Cryptocurrency was meant to be a new, decentralised, boundary-less form of currency that removed “too big to fail” institutions from the money chain completely, and operated on a peer-to-peer (P2P), public distributed ledger. Following the near collapse of the global financial system in 2008 as a result of the greed of the “too big to fail” institutions, the experiment was and is of merit.
The future of a digital economy is in an interesting place internationally, with opposing views on the future of Bitcoin (the first widely-recognised digital currency), digital currency in general and the public ledger (Bitcoin’s ledger is blockchain) itself.
On the one hand, many believe digital currencies have failed. In mid-January, Bitcoin expert and developer Mike Hearn declared Bitcoin finished. His post is an interesting read.
Beyond the views expressed in the post, Bitcoin faces additional challenges. Russia’s Ministry of Finance is pushing for amendments to the Criminal Code of the Russian Federation by proposing two-year sentences for Bitcoin users. Sources say the Russian Interior and Finance ministries view cryptocurrencies as a threat to national security and the Russian economy.
In contrast, Japan's largest bank, the Bank of Tokyo-Mitsubishi, has announced it is developing its own digital currency, which they have called “MUFG coin”. It will initially be used as in-house tender to reduce financial transactional costs of remittance and transfers, but the bank also sees future potential for MUFG coin to be issued to customers.
The central bank of China, the People’s Bank of China, has also announced plans to release its own digital currency. Among other things, it will increase the central bank’s control over money supply and circulation – the opposite effect of the intended purpose of digital currency.
In Australia, it seems our leading banks have some belief in the future of digital currency, investing and participating in digital currency infrastructure.
Westpac’s venture capital fund Reinventure Group invested in a Bitcoin wallet and exchange service called CoinBase in 2015. It has also partnered with Ripple Labs – a variance of the P2P model that offers financial institutions a way of transacting with one another without a central counter-party or correspondent – in a bid to reduce transactional costs.
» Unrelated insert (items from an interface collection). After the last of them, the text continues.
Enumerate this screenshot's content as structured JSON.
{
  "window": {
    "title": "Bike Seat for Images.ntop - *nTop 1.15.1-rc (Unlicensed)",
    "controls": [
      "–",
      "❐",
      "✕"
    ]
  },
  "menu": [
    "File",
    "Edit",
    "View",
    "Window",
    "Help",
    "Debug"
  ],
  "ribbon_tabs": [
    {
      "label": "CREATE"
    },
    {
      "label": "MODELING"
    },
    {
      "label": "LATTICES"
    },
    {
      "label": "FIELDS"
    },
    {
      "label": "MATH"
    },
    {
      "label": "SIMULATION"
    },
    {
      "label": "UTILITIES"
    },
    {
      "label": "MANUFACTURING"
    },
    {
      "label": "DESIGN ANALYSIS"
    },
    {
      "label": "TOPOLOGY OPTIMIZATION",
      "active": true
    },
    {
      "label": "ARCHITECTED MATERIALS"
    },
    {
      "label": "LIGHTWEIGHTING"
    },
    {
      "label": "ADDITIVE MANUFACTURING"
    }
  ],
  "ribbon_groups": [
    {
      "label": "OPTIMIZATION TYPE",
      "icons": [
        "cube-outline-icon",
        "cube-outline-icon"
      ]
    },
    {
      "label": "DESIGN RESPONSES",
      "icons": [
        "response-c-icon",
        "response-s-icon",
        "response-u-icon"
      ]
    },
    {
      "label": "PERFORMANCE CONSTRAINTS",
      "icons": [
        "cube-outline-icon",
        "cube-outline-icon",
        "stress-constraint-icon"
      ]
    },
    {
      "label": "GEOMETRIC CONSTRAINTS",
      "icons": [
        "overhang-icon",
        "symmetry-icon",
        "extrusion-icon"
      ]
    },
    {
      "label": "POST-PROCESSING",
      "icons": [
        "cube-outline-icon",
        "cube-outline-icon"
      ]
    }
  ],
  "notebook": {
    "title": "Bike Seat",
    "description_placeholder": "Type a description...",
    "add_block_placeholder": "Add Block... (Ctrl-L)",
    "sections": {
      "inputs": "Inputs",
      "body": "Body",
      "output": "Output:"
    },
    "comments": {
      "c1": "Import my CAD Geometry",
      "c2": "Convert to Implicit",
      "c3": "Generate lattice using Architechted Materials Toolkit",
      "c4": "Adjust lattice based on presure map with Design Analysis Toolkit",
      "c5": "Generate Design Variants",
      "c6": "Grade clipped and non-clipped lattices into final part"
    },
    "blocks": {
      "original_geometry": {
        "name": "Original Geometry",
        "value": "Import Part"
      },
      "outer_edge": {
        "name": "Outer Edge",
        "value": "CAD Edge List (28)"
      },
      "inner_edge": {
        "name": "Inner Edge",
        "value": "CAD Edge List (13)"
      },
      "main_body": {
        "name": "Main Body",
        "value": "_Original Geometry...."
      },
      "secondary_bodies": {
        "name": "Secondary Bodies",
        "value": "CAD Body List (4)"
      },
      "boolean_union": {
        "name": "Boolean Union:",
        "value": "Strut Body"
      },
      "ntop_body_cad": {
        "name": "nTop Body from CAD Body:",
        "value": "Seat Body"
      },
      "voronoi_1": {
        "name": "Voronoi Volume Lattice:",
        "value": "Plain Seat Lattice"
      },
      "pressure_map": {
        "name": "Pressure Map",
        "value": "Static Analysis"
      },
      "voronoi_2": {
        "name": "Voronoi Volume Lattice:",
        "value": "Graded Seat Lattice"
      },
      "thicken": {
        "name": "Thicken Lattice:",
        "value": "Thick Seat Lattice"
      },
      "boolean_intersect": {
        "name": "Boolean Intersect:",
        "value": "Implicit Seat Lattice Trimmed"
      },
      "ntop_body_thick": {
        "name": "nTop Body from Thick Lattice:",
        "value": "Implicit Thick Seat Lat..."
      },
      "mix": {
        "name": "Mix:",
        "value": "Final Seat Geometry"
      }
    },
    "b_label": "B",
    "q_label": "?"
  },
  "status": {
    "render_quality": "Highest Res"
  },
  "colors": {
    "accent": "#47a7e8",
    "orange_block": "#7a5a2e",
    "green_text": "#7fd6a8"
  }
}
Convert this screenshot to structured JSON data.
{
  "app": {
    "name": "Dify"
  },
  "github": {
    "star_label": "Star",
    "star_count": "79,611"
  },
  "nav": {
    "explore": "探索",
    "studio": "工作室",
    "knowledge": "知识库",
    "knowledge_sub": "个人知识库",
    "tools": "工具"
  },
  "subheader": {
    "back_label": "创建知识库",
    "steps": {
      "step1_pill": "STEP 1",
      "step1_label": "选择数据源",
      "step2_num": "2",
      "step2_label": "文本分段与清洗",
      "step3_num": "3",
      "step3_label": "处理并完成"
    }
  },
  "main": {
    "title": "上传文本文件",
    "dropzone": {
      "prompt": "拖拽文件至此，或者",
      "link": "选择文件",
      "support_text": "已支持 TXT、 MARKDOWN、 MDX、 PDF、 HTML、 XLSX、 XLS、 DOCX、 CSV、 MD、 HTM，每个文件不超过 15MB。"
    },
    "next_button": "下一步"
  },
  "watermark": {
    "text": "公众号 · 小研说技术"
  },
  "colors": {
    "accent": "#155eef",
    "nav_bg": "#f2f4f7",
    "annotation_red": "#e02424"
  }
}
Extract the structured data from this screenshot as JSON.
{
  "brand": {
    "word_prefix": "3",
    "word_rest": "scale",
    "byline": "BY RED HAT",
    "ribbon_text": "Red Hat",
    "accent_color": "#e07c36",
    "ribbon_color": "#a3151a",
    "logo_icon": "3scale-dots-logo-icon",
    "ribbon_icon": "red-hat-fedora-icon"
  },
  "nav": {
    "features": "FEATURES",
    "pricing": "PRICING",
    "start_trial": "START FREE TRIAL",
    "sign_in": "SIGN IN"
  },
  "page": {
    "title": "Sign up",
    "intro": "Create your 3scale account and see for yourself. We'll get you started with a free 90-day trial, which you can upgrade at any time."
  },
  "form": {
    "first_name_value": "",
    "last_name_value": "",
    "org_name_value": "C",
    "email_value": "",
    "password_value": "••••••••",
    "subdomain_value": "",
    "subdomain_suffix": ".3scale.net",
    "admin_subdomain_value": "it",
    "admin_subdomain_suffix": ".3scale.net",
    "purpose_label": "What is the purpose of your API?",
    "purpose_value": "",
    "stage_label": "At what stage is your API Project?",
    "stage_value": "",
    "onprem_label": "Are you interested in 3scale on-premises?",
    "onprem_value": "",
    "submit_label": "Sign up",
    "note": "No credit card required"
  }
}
CBA has also partnered with Ripple Labs, and ANZ is said to be trialling the technology.
NAB says it does not trade in unregulated currencies.
While the infrastructure is being explored, it seems Australia’s banks are more conservative about the digital currencies themselves, and have closed bank accounts of many of the country's Bitcoin exchanges without warning or explanation beyond broad statements of “increased risk”.
Some might conclude the closures were aimed at preventing competition in the sector, with banks protecting their own current investments and future control of the space. Late last year, the ACCC launched an investigation into the matter, and the findings are still pending.
Whether digital currency is a currency itself, an asset or a commodity, appears confusing. In August 2014, the ATO declared that Bitcoin was not a currency but an asset.
The future of cryptocurrencies is at an interesting stage in its evolution, and time will eventually reveal the result.